Learning to camp alone without your spouse is going to be an emotional journey. And like they say, the first steps are always the hardest.
Embrace the journey. Embrace the tears, embrace the small joys, embrace the memories and the new experiences.
Go into this knowing and accepting that it is not going to be the same as it was before. And that’s okay.
Remember, You’ve Done This Before
Remember that this isn’t the first time you’ve had to adjust to a completely new stage in life.
You adjusted when you left home as a young adult. You adjusted when you got married. You adjusted when you got a job. You adjusted when you had children. You adjusted when you became an empty nester. You adjusted when you retired.
You’ve adjusted to big life challenges in the past, and you can do it again. Don’t tell yourself that you can’t do it, because you can! With time, you can.
Yes, many of those stages were with your spouse by your side, but, as others will tell you, your spouse is still by your side. You’ll still hear their encouragement and know what they would say or do. It’s just up to you to do it.
Go Somewhere New
Going to a place filled with memories of camping with your spouse may be too much to handle at first. You may want to ease into it by camping somewhere new.
Perhaps choose a place that you and your spouse never even considered before. Because even memories of planning to go somewhere together can be hard.
Think of it as a new adventure in this next chapter, but that it is still a part of the book you and your spouse have written. Wherever you go, they’ll still be with you, so going somewhere new can give you a healthy emotional balance you can handle.

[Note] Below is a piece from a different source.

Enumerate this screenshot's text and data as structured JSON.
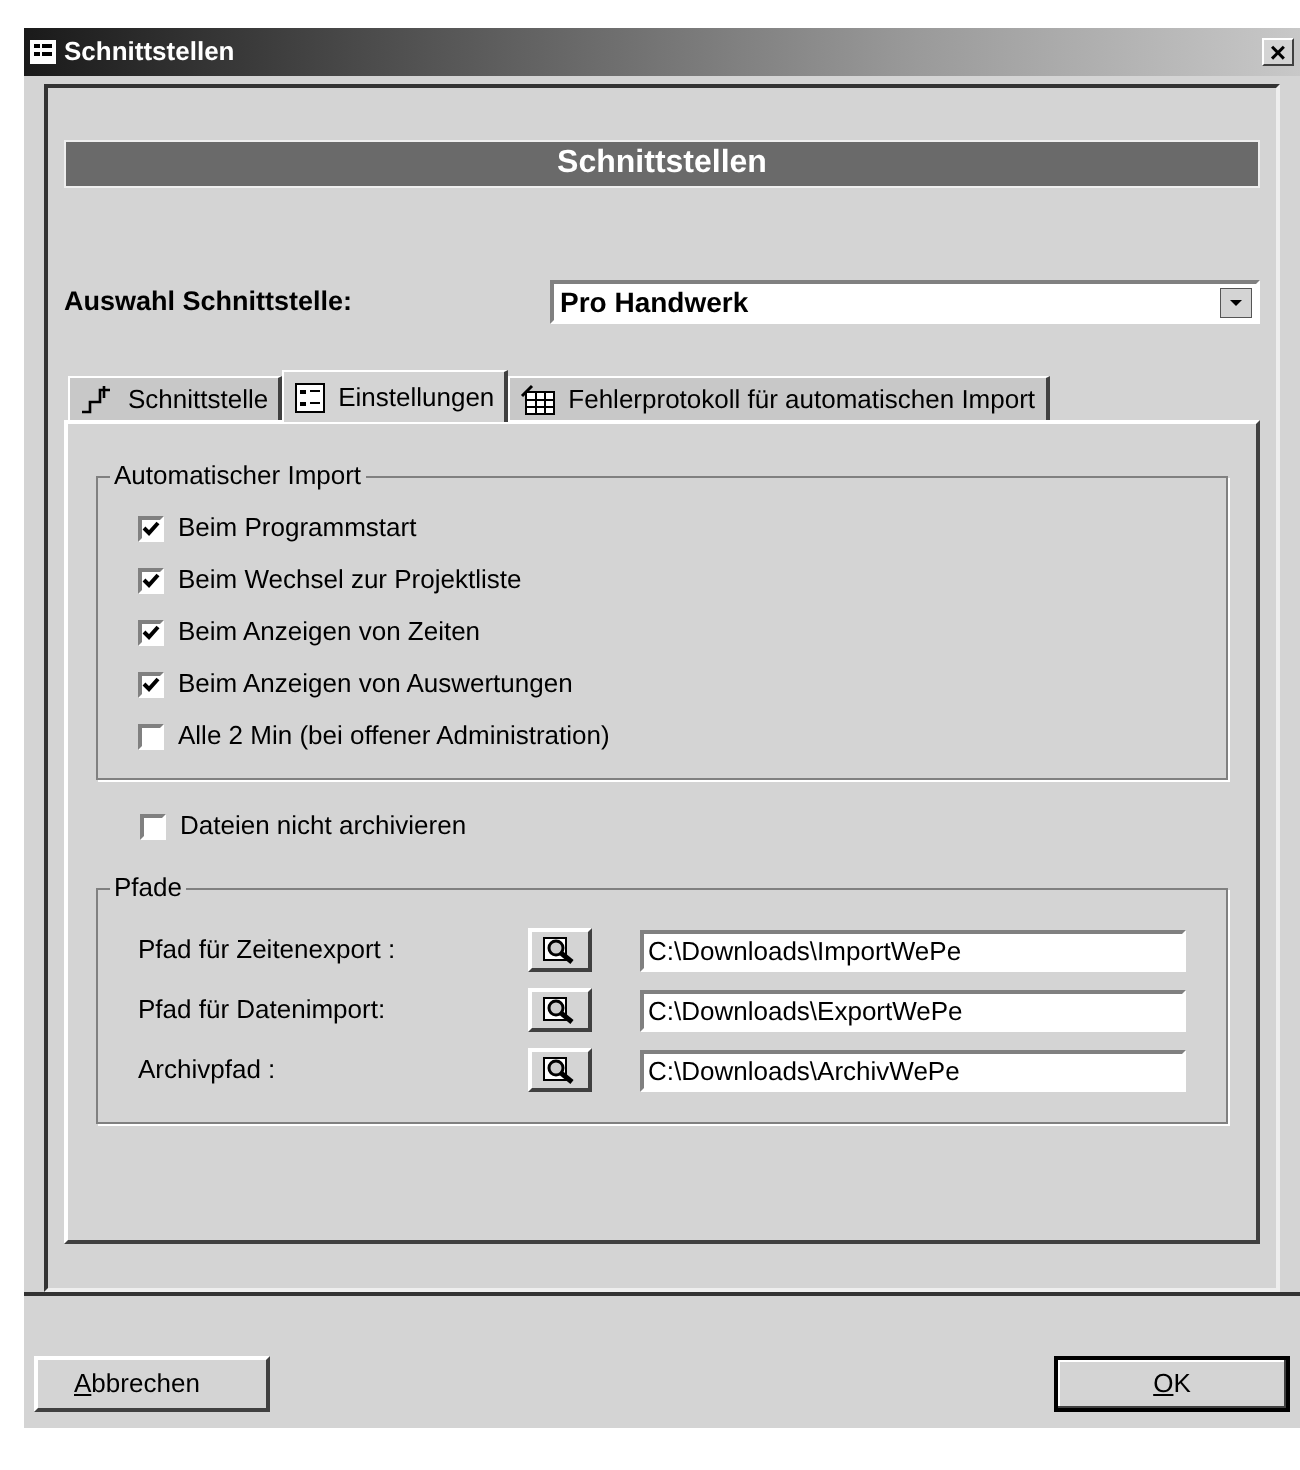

Or, Let It All Out At Someplace Old
Some people need to slowly release the sadness inside them, while others need to let it burst out. Only you can know what kind of relief you need. If you need to take baby steps, then perhaps take the previous advice to camp somewhere new.
But if you feel like you’re going to burst, then maybe it’s best to just let it all out at once. Go to somewhere that holds lots of memories and just let go. Let the waves of emotions crash over you… eventually, they’ll push you to shore and you’ll feel like you can breathe again.
In many cases, you might need to do both. You might need to start off camping somewhere new but then return to a meaningful place as you learn to camp alone. Listen to yourself.
Don’t Camp Alone (All the Time)
You may have lost your spouse, but that doesn’t mean you have to camp alone. Camping alone certainly gives you the freedom you once enjoyed with your spouse, where you don’t have to consult anyone about your travel plans. But you don’t have to do it all the time.
You can take family and friends with you whenever you feel lonely or until you build the confidence to camp on your own. You can also join social groups and RV clubs, many of which are specifically for solo RVers.
Here are some RV clubs for solo campers that our RV Lifestyle community members recommended:
Get a Pet
Pets make the best therapists. They give us purpose, bring us comfort, and make us smile without even trying. And they make excellent travel companions.
It doesn’t even have to be a dog. Studies have shown that owning any kind of pet is therapeutic, whether it’s a dog or cat, lizard or snake, or even a fish.
Get whatever pet appeals to you (or your allergies) and take them on the road with you. I personally recommend one you can put on a leash and walk around with, but that actually doesn’t limit your options very much. Just the other day, I saw a woman walking a goose on a leash.
But whether the pet goes on hikes with you or sits beside you in the camper, they can help fill the void of the travel companion you lost. More than you even know possible. It truly is incredible how much a pet can help you heal and find the joy you thought was lost forever.
Join Online RV Communities
This article was inspired by the members of an online RV community. They reached out to Vanessa, offering condolences, prayers, support, and encouragement. Having a community is a gift we too often take for granted.
When you’re learning to camp alone, you don’t have to do it alone. Join an RVing community. If you haven’t already, we’d love for you to join our RV Lifestyle Facebook group. You’ll find so much support, you won’t know what to do with it all!